Manufacturers have a lot to contribute to this aspect of the sustainability conversation. After all, these businesses operate large facilities and consume a massive amount of energy and resources. Beyond manufacturers’ active impact on the environment, these businesses also employ thousands of people and work with brands on developing new and better ways of creating things. Therefore, manufacturers have a clear role to play in a more sustainable future. Two ways businesses in this industry can make an impact is through their facilitt operations and employee education efforts.
Manufacturers’ facilities are the primary source of their environmental impact. Large factories can contribute to environmental pollution, energy consumption and wasted resources. In fact, according to the National Institute of Standards and Technology, 17% of American emissions come from the manufacturing industry.
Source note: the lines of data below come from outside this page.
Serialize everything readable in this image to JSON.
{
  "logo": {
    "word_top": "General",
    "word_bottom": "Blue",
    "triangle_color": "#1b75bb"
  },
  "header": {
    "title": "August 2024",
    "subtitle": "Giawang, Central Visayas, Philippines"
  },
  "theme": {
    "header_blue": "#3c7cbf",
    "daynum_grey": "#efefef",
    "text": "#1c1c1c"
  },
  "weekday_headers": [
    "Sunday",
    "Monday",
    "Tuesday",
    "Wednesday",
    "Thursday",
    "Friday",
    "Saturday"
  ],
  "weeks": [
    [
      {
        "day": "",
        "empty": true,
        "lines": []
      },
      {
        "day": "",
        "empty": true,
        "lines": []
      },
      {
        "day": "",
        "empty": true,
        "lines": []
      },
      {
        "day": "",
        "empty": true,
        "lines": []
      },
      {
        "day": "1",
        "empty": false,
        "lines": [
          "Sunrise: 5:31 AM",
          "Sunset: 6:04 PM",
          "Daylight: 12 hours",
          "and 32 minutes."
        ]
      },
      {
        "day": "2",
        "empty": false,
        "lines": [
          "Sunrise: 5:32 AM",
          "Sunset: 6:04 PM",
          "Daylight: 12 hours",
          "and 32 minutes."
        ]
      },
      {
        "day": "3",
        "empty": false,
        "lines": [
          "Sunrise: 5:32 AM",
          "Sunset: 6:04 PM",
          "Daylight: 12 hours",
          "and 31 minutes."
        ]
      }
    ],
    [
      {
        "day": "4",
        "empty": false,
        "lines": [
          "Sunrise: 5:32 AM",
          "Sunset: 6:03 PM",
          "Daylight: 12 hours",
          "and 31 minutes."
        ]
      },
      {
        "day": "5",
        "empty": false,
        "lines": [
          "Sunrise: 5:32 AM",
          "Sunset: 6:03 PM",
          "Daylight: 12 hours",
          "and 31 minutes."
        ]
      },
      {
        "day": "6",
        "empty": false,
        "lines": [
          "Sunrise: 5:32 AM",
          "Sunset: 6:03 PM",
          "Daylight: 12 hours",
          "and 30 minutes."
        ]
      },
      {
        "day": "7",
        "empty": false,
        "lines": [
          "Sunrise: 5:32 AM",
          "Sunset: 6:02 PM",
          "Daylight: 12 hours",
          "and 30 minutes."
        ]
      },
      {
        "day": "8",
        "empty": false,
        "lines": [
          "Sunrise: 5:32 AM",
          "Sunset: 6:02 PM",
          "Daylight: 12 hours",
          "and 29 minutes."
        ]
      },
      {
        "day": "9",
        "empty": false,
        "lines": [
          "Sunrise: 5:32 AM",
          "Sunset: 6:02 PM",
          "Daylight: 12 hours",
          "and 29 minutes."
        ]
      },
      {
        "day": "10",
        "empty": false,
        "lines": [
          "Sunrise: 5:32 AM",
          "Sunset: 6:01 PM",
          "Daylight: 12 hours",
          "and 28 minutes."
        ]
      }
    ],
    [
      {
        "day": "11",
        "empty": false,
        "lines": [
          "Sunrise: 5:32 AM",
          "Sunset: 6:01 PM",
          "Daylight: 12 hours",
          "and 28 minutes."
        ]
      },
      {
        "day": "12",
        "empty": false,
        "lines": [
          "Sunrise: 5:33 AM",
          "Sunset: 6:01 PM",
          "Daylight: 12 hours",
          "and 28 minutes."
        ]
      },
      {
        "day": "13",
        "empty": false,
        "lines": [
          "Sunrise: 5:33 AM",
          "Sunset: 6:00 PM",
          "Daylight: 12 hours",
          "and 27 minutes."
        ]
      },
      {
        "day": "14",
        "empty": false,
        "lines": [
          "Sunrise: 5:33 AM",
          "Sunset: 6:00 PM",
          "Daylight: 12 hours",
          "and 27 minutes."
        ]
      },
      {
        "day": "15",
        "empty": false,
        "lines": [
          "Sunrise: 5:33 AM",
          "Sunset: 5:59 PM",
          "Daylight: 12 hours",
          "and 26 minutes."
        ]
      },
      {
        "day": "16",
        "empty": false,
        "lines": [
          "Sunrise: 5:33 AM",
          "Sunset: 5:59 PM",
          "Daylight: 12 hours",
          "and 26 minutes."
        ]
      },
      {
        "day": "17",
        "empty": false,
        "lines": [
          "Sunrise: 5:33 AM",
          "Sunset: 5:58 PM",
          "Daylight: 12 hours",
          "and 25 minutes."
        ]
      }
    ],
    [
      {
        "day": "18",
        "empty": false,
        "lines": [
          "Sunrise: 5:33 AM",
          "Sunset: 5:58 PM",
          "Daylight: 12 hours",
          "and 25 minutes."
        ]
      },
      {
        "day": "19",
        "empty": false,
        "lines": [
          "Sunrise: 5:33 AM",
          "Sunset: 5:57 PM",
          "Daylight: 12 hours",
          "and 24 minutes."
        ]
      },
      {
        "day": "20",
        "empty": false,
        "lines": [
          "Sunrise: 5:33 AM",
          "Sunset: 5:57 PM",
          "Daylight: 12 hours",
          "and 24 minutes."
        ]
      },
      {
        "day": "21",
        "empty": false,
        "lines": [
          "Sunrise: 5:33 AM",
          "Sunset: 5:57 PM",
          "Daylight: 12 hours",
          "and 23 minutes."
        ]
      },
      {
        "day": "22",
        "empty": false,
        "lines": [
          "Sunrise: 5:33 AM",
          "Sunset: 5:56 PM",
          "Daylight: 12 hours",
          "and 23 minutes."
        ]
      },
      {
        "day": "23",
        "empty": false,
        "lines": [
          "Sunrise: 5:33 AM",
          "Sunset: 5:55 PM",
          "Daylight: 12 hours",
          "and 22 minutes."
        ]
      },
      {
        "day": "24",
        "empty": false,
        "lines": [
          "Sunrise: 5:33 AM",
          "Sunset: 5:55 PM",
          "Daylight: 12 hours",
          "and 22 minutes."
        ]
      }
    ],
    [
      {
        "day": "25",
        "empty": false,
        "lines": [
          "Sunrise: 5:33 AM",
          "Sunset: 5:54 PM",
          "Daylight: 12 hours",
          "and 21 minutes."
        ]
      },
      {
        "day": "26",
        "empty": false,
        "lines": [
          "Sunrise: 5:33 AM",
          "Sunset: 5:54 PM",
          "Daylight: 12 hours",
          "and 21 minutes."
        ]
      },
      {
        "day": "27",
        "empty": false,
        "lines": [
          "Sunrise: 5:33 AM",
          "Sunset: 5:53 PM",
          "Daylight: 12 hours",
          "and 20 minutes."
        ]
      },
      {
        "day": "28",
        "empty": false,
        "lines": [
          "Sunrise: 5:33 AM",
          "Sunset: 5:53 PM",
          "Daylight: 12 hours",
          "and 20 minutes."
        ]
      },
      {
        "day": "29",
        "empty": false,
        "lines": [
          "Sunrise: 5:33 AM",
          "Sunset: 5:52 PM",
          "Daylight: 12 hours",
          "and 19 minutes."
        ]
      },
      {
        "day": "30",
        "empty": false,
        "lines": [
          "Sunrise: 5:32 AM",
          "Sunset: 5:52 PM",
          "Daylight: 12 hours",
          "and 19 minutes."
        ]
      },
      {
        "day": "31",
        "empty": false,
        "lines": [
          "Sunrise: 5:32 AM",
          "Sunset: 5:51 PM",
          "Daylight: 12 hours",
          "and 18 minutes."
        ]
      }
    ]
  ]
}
So, manufacturers could work to minimize their impact through cutting waste and utilizing clean energy.
There will always be waste when a large volume of raw materials go through the manufacturing process. But working to have the minimal amount possible is good for the environment and good for business. Most manufacturers track their scrap rate to maximize profits because lower rates help conserve important resources on a large scale.
The facilities themselves can also be turned into assets. Both factory spaces and warehouses have a huge footprint, so it can be dedicated to solar panels or rooftop gardens. The heavy machinery used to mass-produce things can be run on clean energy. Several manufacturing facilities across the United States are pledging to make the switch or have already started.
Because manufacturers are some of the largest employers in the economy, they can use their platforms to educate employeers and clients on ways to lead sustainable lives. There are several ways manufacturers can create a strong culture of sustainability in the workplace. For example, they could add electric car charging stations to their properties, provide time off for volunteering and support the surrounding community’s environmental health by planting trees or sponsoring clean-up efforts.
One of the strongest contributions manufacturers can make to true sustainability is educating their clients. Showing what’s possible in the sustainable realm is incredibly important. There’s a strong customer demand for recyclable products, less single-use plastic and responsibly sourced raw materials, and many consumers are waiting for technology to catch up with their desire to make better decisions for the planet. As a result, walking clients through the process of getting there should be a priority for manufacturers.
In some ways, manufacturers are the middlemen between brands and their customers. They help translate entrepreneurs’ ideas into prodcuts that their audience will love. To that end, manufacturers can, and should, be developing sustainable practices and technologies themselves. If they’re going to be the producers of all the world’s goods, they have a social and professional responsibility to safeguard the resources of our planet. This includes the raw materials used, the space manufacturers occupy and the health of the communities they serve. When it comes to the movement toward sustainability, as an industry, manufacturers can lead the charge.